In Portland, Oregon, they bike naked in the streets, hold laundromat happy hours, and neighbors adopt their intersections. The place is weird – which is a boon for the people who live there.
I learned a lot about the City of Roses, along with planners, politicians and policy makers, at the International Making Cities Livable conference. In his keynote, Portland mayor Charlie Hales ticked off some of the many ways his town makes its people the priority.
- Spending $1 billion on the Willamette River so it’s clean enough for swimming
- Giving every high school kid a free transit pass
- Removing a riverfront highway to make way for a park
Hales says Portland’s land use and transportation policies “render freedom less dangerous.” With less time worrying about being hit by a car, Portlanders appear to be spending more time coming up with new ideas.
One such resident is 26-year-old Morgan Gary. Continue reading
Here in the digital age where anyone can publish anything, emerging authors need to work harder than ever to stand out in the crowd, especially when speaking with an agent or editor. Your approach will make all the difference.
“Professionalism matters,” advised Angela Bole of the Independent Book Publishers Association, setting the tone for PubSmart, a practical new conference about the business side of book publishing.
Since there’s no second chance to make a first impression, PubSmart presenters stressed that authors should speak with confidence and positive energy. “Have a pleasant look, hold peoples’ eyes—and don’t say um,” agent Rachelle Gardner told a rapt audience of authors in a session about how to mingle with industry experts.

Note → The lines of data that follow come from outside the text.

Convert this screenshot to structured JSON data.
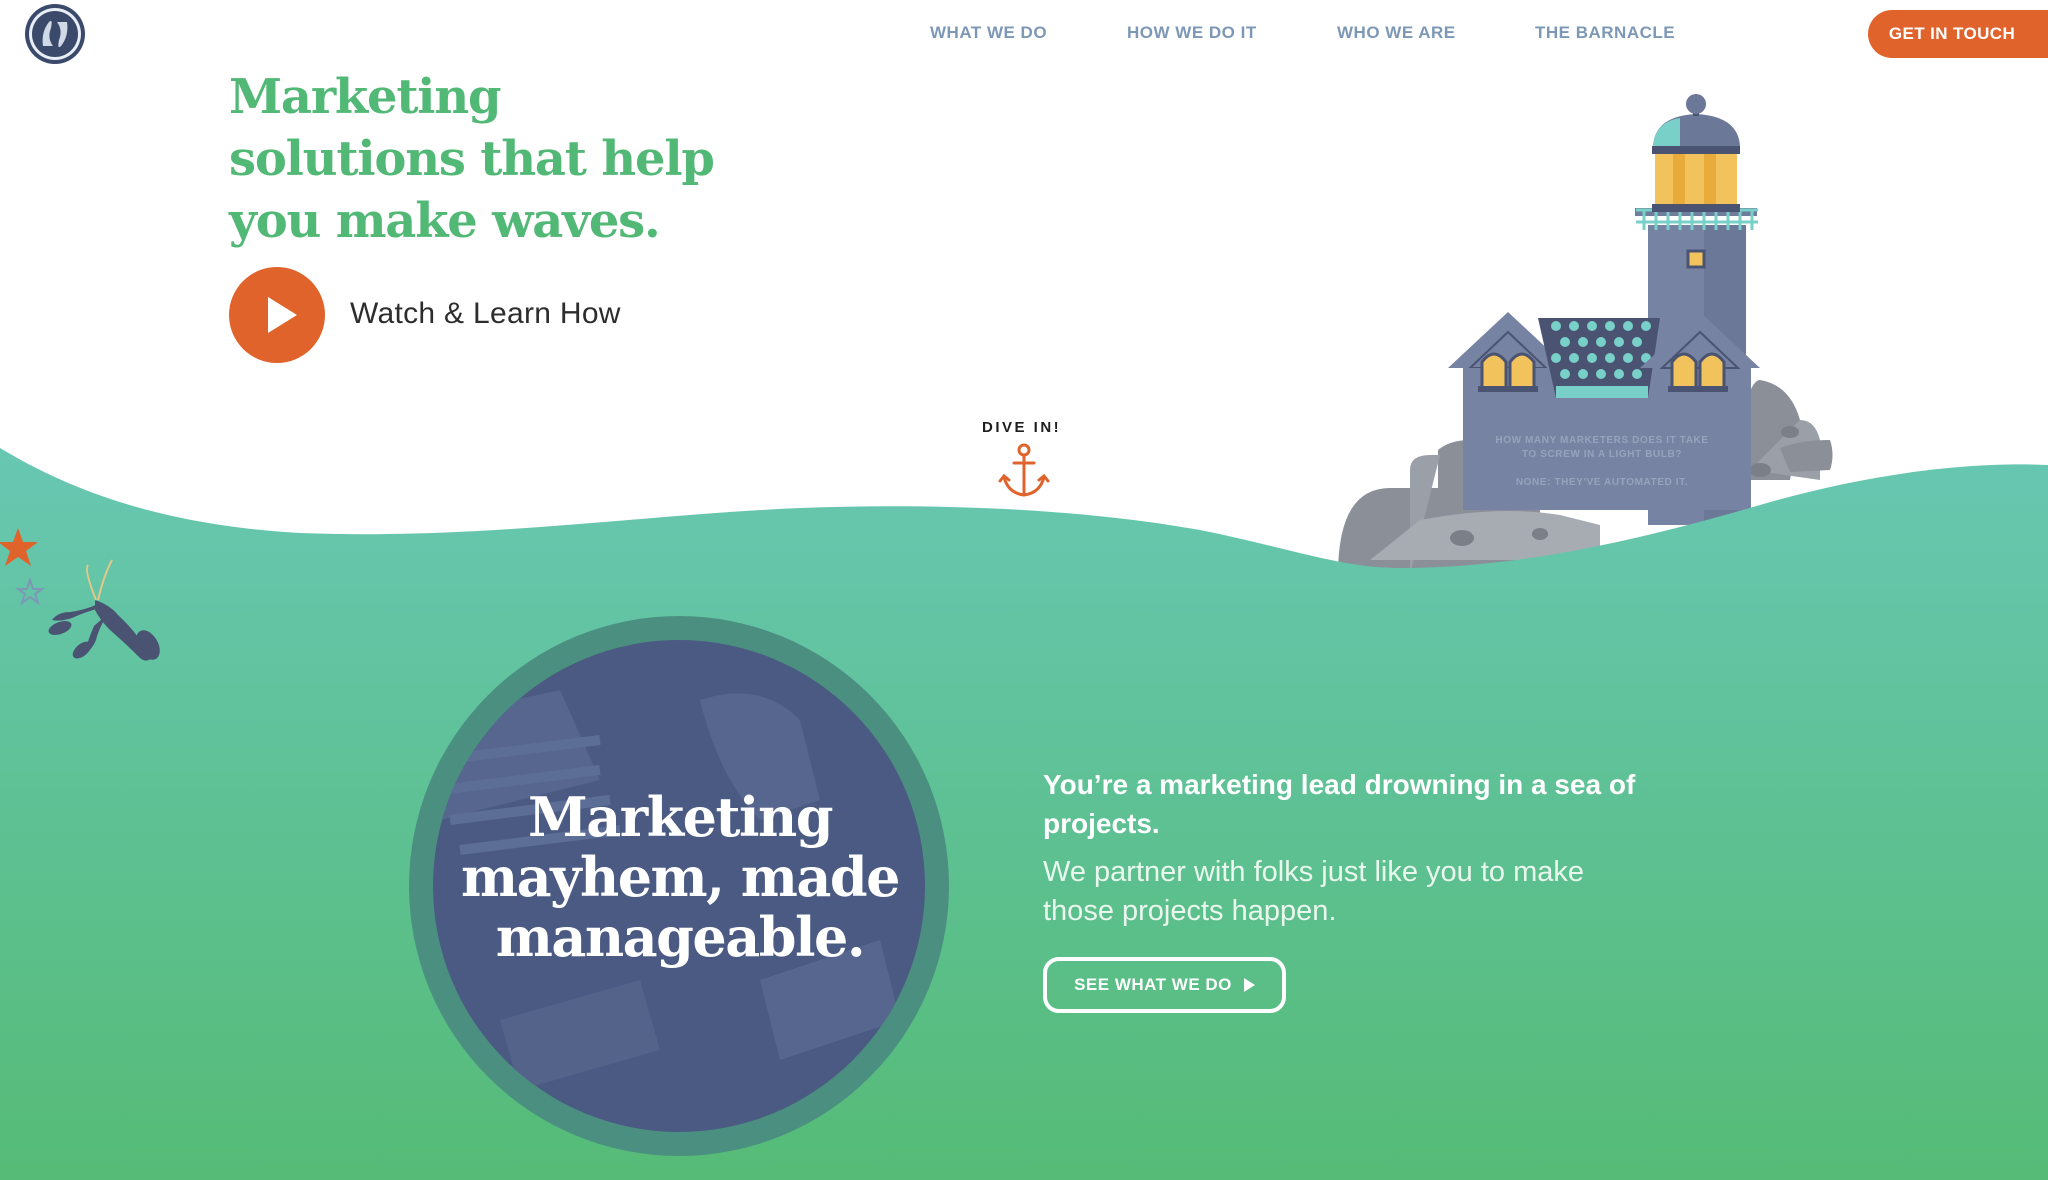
{
  "nav": {
    "links": [
      {
        "label": "WHAT WE DO"
      },
      {
        "label": "HOW WE DO IT"
      },
      {
        "label": "WHO WE ARE"
      },
      {
        "label": "THE BARNACLE"
      }
    ],
    "cta_label": "GET IN TOUCH"
  },
  "hero": {
    "title": "Marketing solutions that help you make waves.",
    "watch_label": "Watch & Learn How",
    "dive_label": "DIVE IN!"
  },
  "lighthouse": {
    "joke_question_line1": "HOW MANY MARKETERS DOES IT TAKE",
    "joke_question_line2": "TO SCREW IN A LIGHT BULB?",
    "joke_answer": "NONE: THEY'VE AUTOMATED IT."
  },
  "feature": {
    "circle_title": "Marketing mayhem, made manageable.",
    "lead": "You’re a marketing lead drowning in a sea of projects.",
    "sub": "We partner with folks just like you to make those projects happen.",
    "button_label": "SEE WHAT WE DO"
  },
  "colors": {
    "brand_green": "#52b876",
    "sea_top": "#67c7b2",
    "sea_bottom": "#55bb76",
    "accent_orange": "#e1632c",
    "nav_blue": "#7c98b6",
    "circle_navy": "#4a5a82"
  },
  "icons": [
    "logo-icon",
    "play-icon",
    "anchor-icon",
    "starfish-icon",
    "lobster-icon",
    "lighthouse-icon",
    "play-triangle-icon"
  ]
}
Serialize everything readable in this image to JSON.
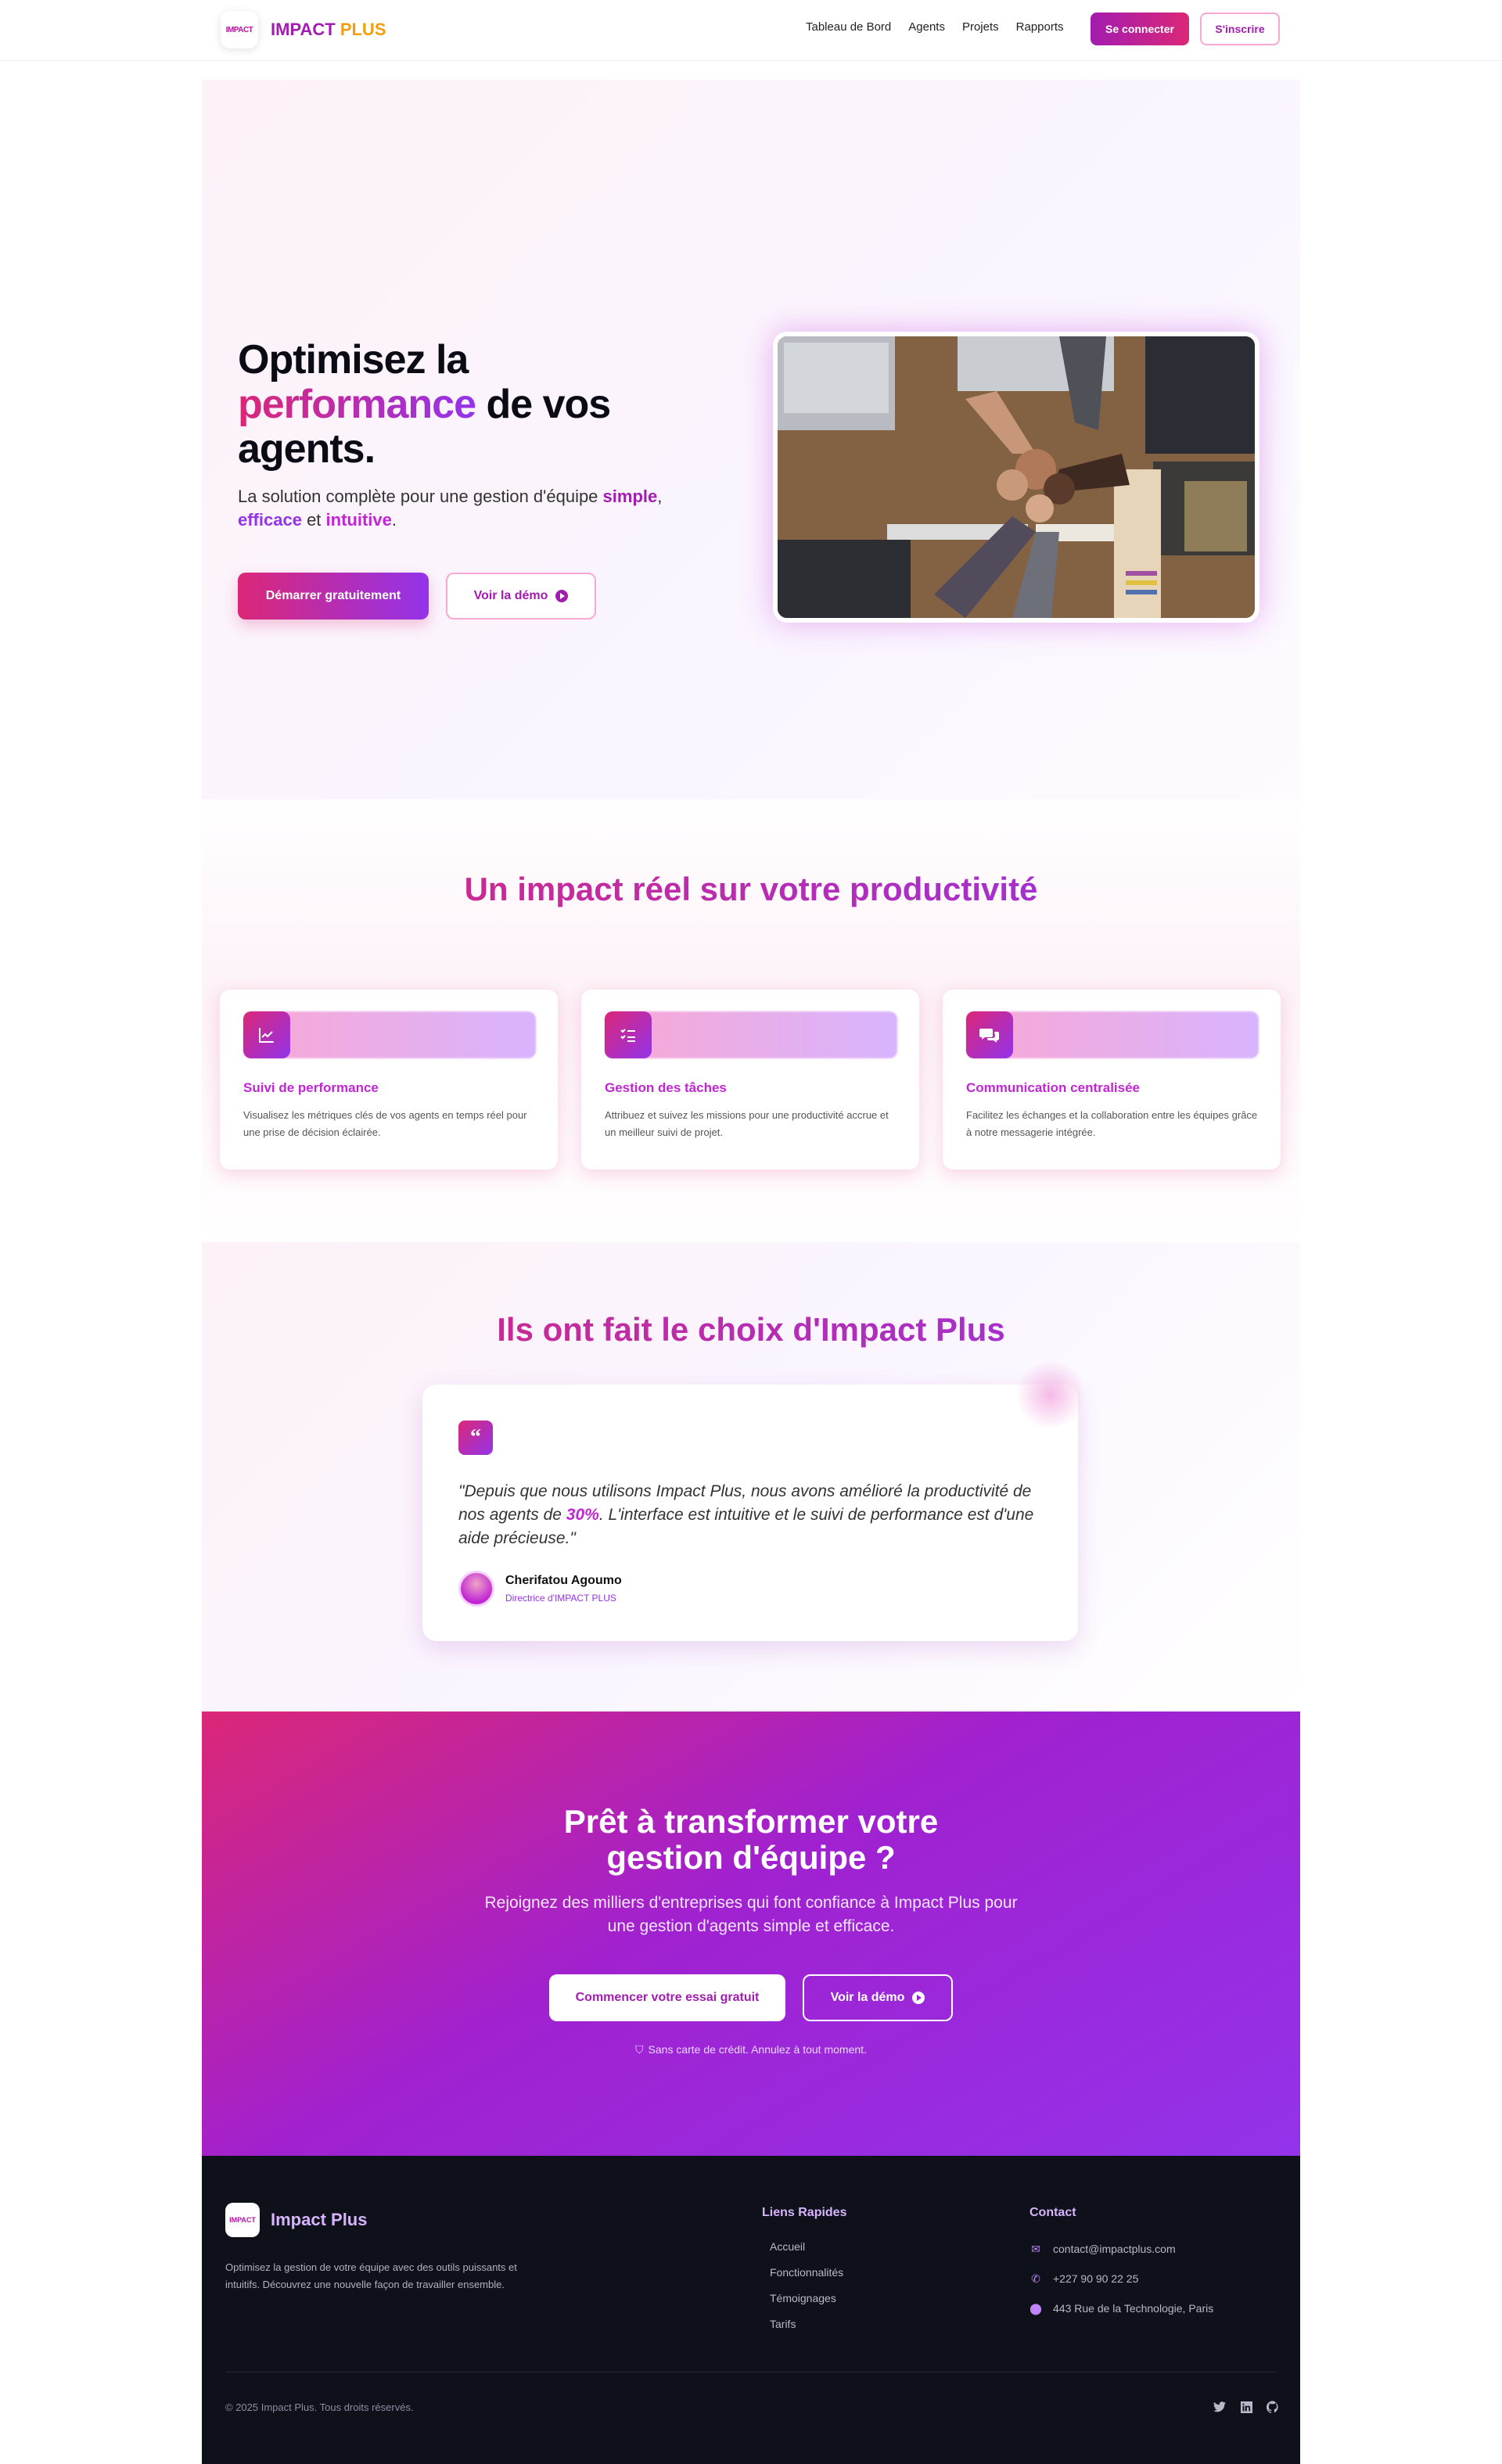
{
  "nav": {
    "logo_text": "IMPACT",
    "brand_main": "IMPACT",
    "brand_plus": " PLUS",
    "links": [
      "Tableau de Bord",
      "Agents",
      "Projets",
      "Rapports"
    ],
    "login_label": "Se connecter",
    "signup_label": "S'inscrire"
  },
  "hero": {
    "title_line1": "Optimisez la",
    "title_highlight": "performance",
    "title_rest": " de vos agents.",
    "subtitle_prefix": "La solution complète pour une gestion d'équipe ",
    "subtitle_w1": "simple",
    "subtitle_sep1": ", ",
    "subtitle_w2": "efficace",
    "subtitle_sep2": " et ",
    "subtitle_w3": "intuitive",
    "subtitle_end": ".",
    "start_label": "Démarrer gratuitement",
    "demo_label": "Voir la démo"
  },
  "features": {
    "title": "Un impact réel sur votre productivité",
    "cards": [
      {
        "title": "Suivi de performance",
        "desc": "Visualisez les métriques clés de vos agents en temps réel pour une prise de décision éclairée.",
        "icon": "chart-line-icon"
      },
      {
        "title": "Gestion des tâches",
        "desc": "Attribuez et suivez les missions pour une productivité accrue et un meilleur suivi de projet.",
        "icon": "task-list-icon"
      },
      {
        "title": "Communication centralisée",
        "desc": "Facilitez les échanges et la collaboration entre les équipes grâce à notre messagerie intégrée.",
        "icon": "chat-bubbles-icon"
      }
    ]
  },
  "testimonial": {
    "title": "Ils ont fait le choix d'Impact Plus",
    "quote_mark": "“",
    "quote_a": "\"Depuis que nous utilisons Impact Plus, nous avons amélioré la productivité de nos agents de ",
    "quote_pct": "30%",
    "quote_b": ". L'interface est intuitive et le suivi de performance est d'une aide précieuse.\"",
    "author": "Cherifatou Agoumo",
    "role": "Directrice d'IMPACT PLUS"
  },
  "cta": {
    "title": "Prêt à transformer votre gestion d'équipe ?",
    "subtitle": "Rejoignez des milliers d'entreprises qui font confiance à Impact Plus pour une gestion d'agents simple et efficace.",
    "trial_label": "Commencer votre essai gratuit",
    "demo_label": "Voir la démo",
    "note": "Sans carte de crédit. Annulez à tout moment."
  },
  "footer": {
    "logo_text": "IMPACT",
    "brand": "Impact Plus",
    "desc": "Optimisez la gestion de votre équipe avec des outils puissants et intuitifs. Découvrez une nouvelle façon de travailler ensemble.",
    "links_heading": "Liens Rapides",
    "links": [
      "Accueil",
      "Fonctionnalités",
      "Témoignages",
      "Tarifs"
    ],
    "contact_heading": "Contact",
    "email": "contact@impactplus.com",
    "phone": "+227 90 90 22 25",
    "address": "443 Rue de la Technologie, Paris",
    "copyright": "© 2025 Impact Plus. Tous droits réservés."
  },
  "colors": {
    "accent_pink": "#db2777",
    "accent_purple": "#9333ea",
    "footer_bg": "#0f111a"
  }
}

But just as important as what you say is where you say it. Continue reading
Athletes do endless drills to qualify for the Olympics. It takes practice to perfect any skill, whether calligraphy or coding. Now, it may be possible to train your brain for an ongoing sense of well-being.
“There is a lot of evidence that the technologies of the 20th and 21st centuries may have made us more productive and able to do more stuff, but we are not happier,” claims Ofer Leidner, developer of Happify.com. But his creation uses technology “as a means of creating happiness and human to human interaction.” Games and activities on Happify are grounded in science proving that repeating certain behaviors can reroute pathways in the brain to make happiness a habit. The goal of using his platform, says Leidner, is to obtain “a set of skills to use and apply.”
Kids are upset their parents are spending too much time on technology. Yes – those same kids who are themselves involved in upwards of 8 hours of media per day.
The news comes from top behavioral experts at the annual conference of the Family Online Safety Institute. I was there in search of advice for reining in screen time now that the American Academy of Pediatrics says that children and teenagers should spend no more than two hours a day on digital media.
But it didn’t take long to realize those darned kids aren’t necessarily the trouble. To borrow a phrase from Pogo, we have met the enemy and he is us. Continue reading